However, his speech and behaviors began to aggravate. He sometimes lost his temper, even over trivial matters, and yelled at me. He then started to monitor every move of my life; I had to email him after I got up, after work, and then call as soon as I got home. I was even obligated to report to him when I ate, took a bath and who I talked with. Even though he was far away, it seemed like he was right beside me and I was so scared. He had power over me physically and mentally, and I felt totally controlled by him. Whenever we met, he beat me up and when I tried to defy him, the situation got worse. Finally, he threatened me when I tried to break up with him.
“Why do I have to go through such a horrible relationship?”, I kept asking myself. When I was going through this, I encountered Miross and to my surprise I discovered an incredible truth
I have a sister who is one year older than me. In our family, since there is no male sibling, my sister was expected to be the successor. She was active, extroverted, and was the center of attention and got special treatment – at least that’s how it appeared to me. When I was a child, I often saw my parents fighting and I was always afraid to see my father shouting and beating up my mother. Normally, my father was a man of a few words and was a good-hearted person but whenever he drank, he changed drastically and became violent towards my mother and with that, my fears grew proportionally.
My mother did as my father said, but she often yelled at us, channeling her anger with him to her children. My father was bullied at his company and once tried to commit suicide. He suffered from mental instability, and that was directed toward his family in the form of violence. I felt that I was not loved, and was sensitive to feelings that I was not loved by anyone. I finally decided to leave home, as I did not think I could be happy in this family and could not find any place for myself there. So I left, seeking a real sense of being alive. When I thought I had finally fulfilled my hearts desire by having a place of my own with a new job, I met this man.
As for his background, he was left in his grandmother’s care soon after his sister was born, and because of that, he craved his parents’ love and always felt lonely. Furthermore, his grandmother was a disciplinarian and he was often punished physically.
His father was a doctor and demanded high academic achievement, and because of this, he could not do what he wanted and was always forced to study. He was not able to become a doctor and was left with a sense of guilt and failure. He simply wanted to be loved by his parents and wanted his mother near. Since he was young, he felt a lack of love, and thus he wanted to monopolize his mother’s love. And he too was seeking someone who could accept him.
The Same Wounds
Through the Miross system I came to understand that we were attracted to each other because of the exact same emotional wounds – a lack of love. I was shocked to understand that what I as the victim and he as the offender had are identical. “Please accept me!” “Please pay attention to only me”. These are the emotions that I had hidden inside and that attracted this man. Ironically, my desire was fulfilled by the fact that I was under his surveillance for 24 hours a day.

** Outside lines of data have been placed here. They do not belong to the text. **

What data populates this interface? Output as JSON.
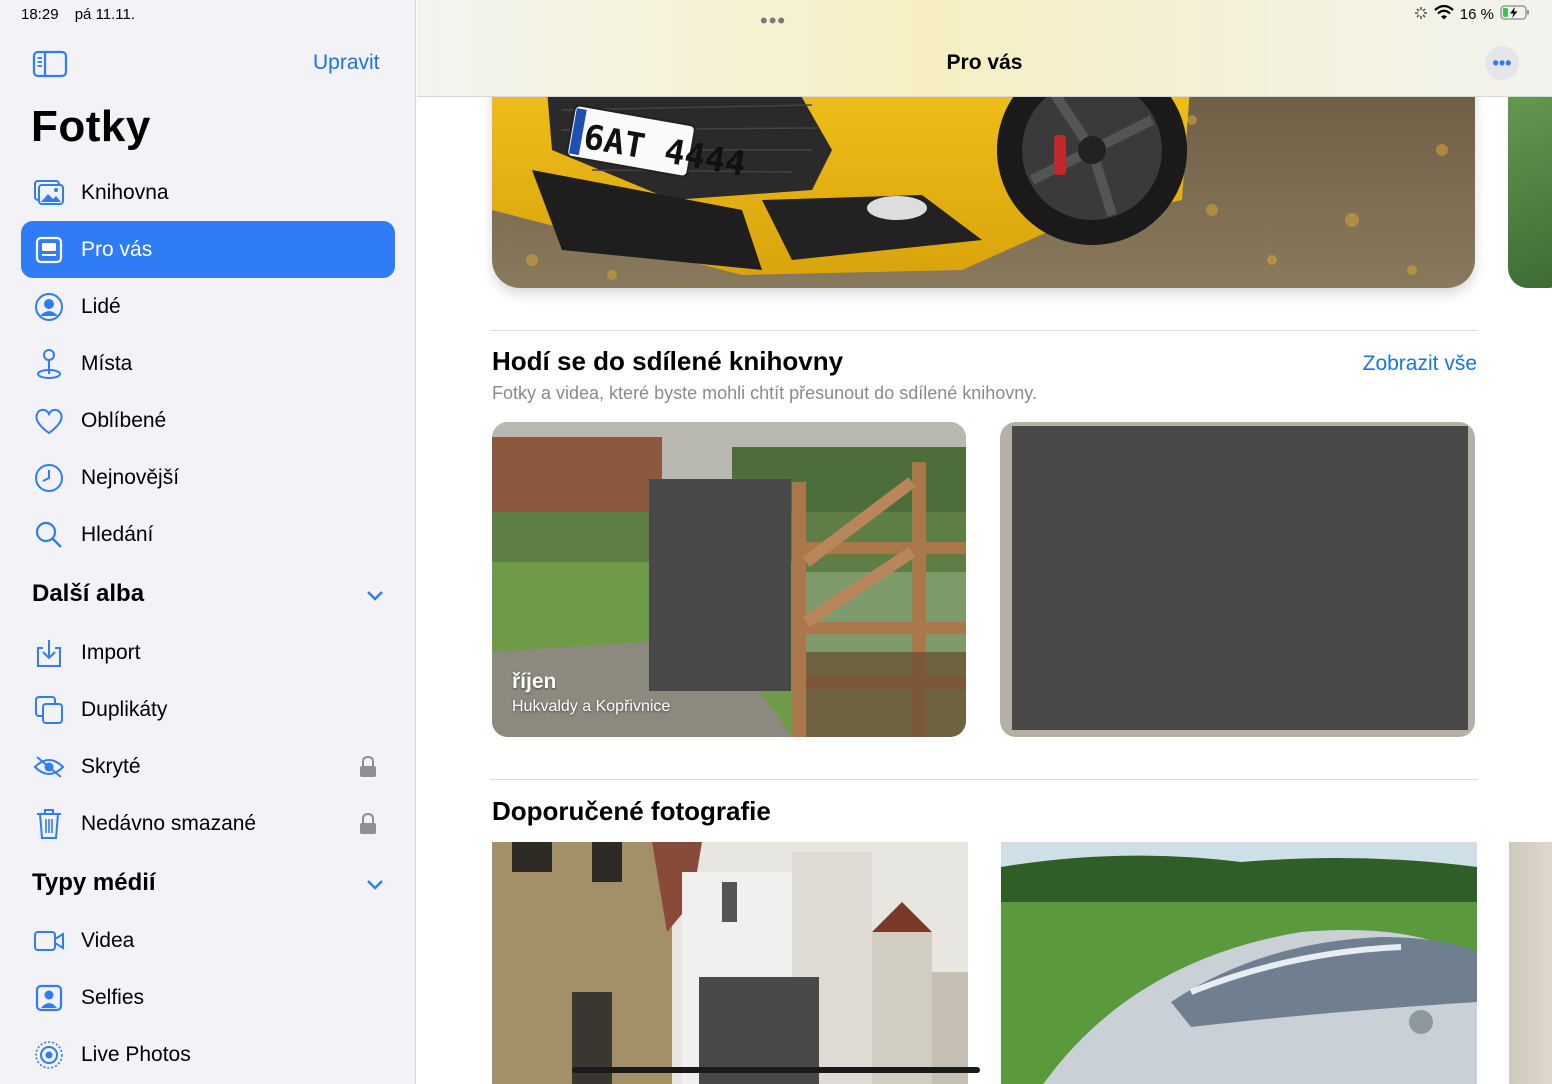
{
  "status": {
    "time": "18:29",
    "date": "pá 11.11.",
    "battery": "16 %"
  },
  "sidebar": {
    "edit_label": "Upravit",
    "title": "Fotky",
    "items": [
      {
        "label": "Knihovna",
        "icon": "photo-library-icon"
      },
      {
        "label": "Pro vás",
        "icon": "for-you-icon",
        "active": true
      },
      {
        "label": "Lidé",
        "icon": "people-icon"
      },
      {
        "label": "Místa",
        "icon": "map-pin-icon"
      },
      {
        "label": "Oblíbené",
        "icon": "heart-icon"
      },
      {
        "label": "Nejnovější",
        "icon": "clock-icon"
      },
      {
        "label": "Hledání",
        "icon": "search-icon"
      }
    ],
    "section_more": "Další alba",
    "more_items": [
      {
        "label": "Import",
        "icon": "import-icon"
      },
      {
        "label": "Duplikáty",
        "icon": "duplicates-icon"
      },
      {
        "label": "Skryté",
        "icon": "hidden-eye-icon",
        "locked": true
      },
      {
        "label": "Nedávno smazané",
        "icon": "trash-icon",
        "locked": true
      }
    ],
    "section_media": "Typy médií",
    "media_items": [
      {
        "label": "Videa",
        "icon": "video-icon"
      },
      {
        "label": "Selfies",
        "icon": "selfie-icon"
      },
      {
        "label": "Live Photos",
        "icon": "live-photo-icon"
      }
    ]
  },
  "main": {
    "title": "Pro vás",
    "shared": {
      "title": "Hodí se do sdílené knihovny",
      "subtitle": "Fotky a videa, které byste mohli chtít přesunout do sdílené knihovny.",
      "show_all": "Zobrazit vše",
      "card1_title": "říjen",
      "card1_subtitle": "Hukvaldy a Kopřivnice"
    },
    "featured": {
      "title": "Doporučené fotografie"
    }
  },
  "colors": {
    "accent": "#2f7cf6",
    "link": "#1a73e8"
  }
}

The two of us had the same qualities, but one blamed herself and the other became violent towards those who didn’t accept him. How these emotions manifest themselves varied but they fundamentally are identical. The offender and victim relationship was created by my masochism along with his sadism. To see it from a different perspective, it is a tragedy that occurred without either of us knowing the system of relationships, and as a result we fell into a trap.
Once I became aware of this trap through the Miross system, I also learned that my feeling of not being loved was a mere illusion, and then I was freed from this man for good. Furthermore, my parents who used to have the worst relationship now get along very well. I now moved back to live with my parents, and even petty things like going shopping together or drinking together makes us so happy. It is also very comforting to see my parents relaxing together on the sofa.